What’s great about the iOS app is that courses are organized either in a chronological way or by content. You can check what you’ve seen so far, so you have a good overview of your progress. The catalog is easily accessible via the library, the same way you access the music store from the iPod app. You can also download content in advance, which is a huge plus for me (it was my biggest critic of lynda.com).
In the same breath, I will also say that this “download” feature in iTunesU drives me insane. Let’s say you follow a course that’s already complete, so all the material is available for you to download. You are home, with a high-speed connection and a decent bandwidth, so you decide to download 4-5 lectures. Days go by, you listen to the first 2 lectures and you really enjoy it. Then you take the subway, open iTunesU to realize that all the content you’ve downloaded vanished into thin air. Gone. Even the lecture you are in the middle of.
You use to be able to keep the videos you had already downloaded before, but not anymore. Downloads have an expiration date.
Other than this, which may be a detail for you, if you are always in range of a high-speed connection, the service as a whole is awesome.

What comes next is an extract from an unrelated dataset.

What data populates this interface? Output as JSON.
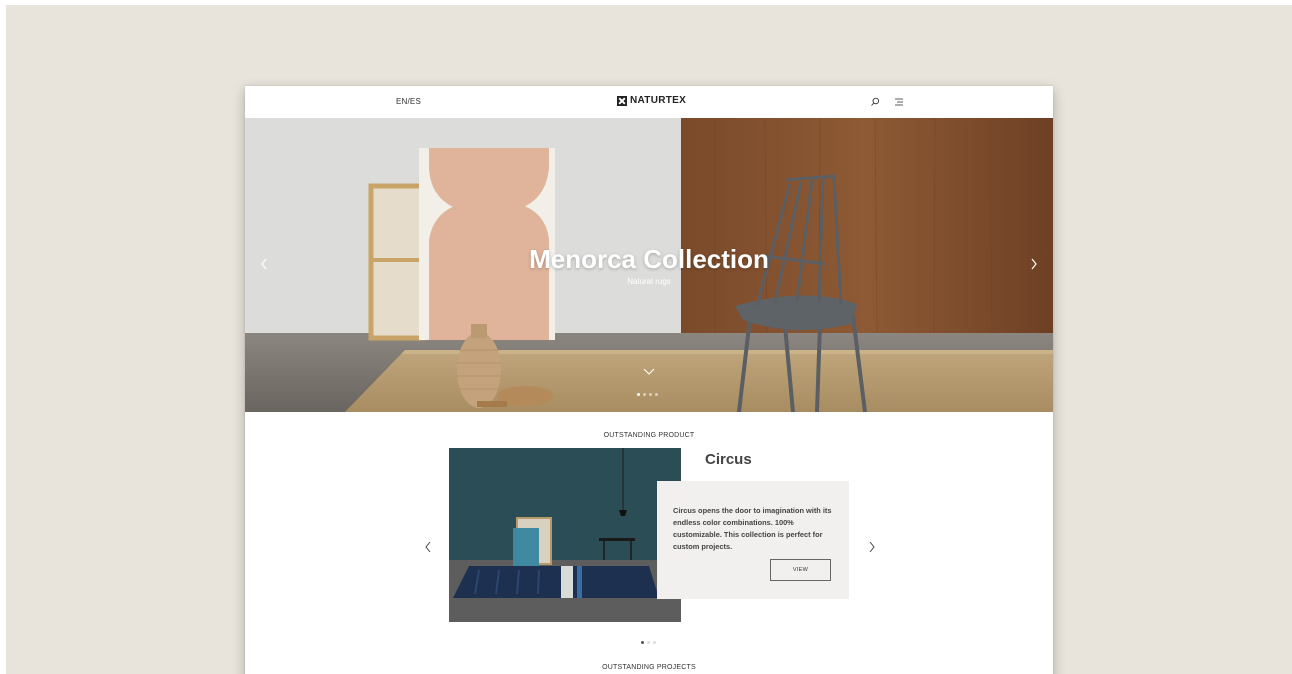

Right now, I am enjoying Jerry Cain’s Programming Paradigms course from Stanford. He explains the basics so well and so thoroughly, it is worth it to revisit them. Paul Hegarty’s Coding Together: Developing Apps For iPhone And iPad is also great (I followed this same course but from previous semester). M. Hegarty knows the iOS SDK inside and out, and explains them clearly. Note that these are from Stanford University: they really have the best selection in computer science (at least in my experience). The quality of the course is very good, but also the quality of the material (videos and slides), which also makes a big difference. Be careful for audio-only content: only having the voice of a recorded class that you did not attend is not that helpful. I’ve seen some in my research for this post.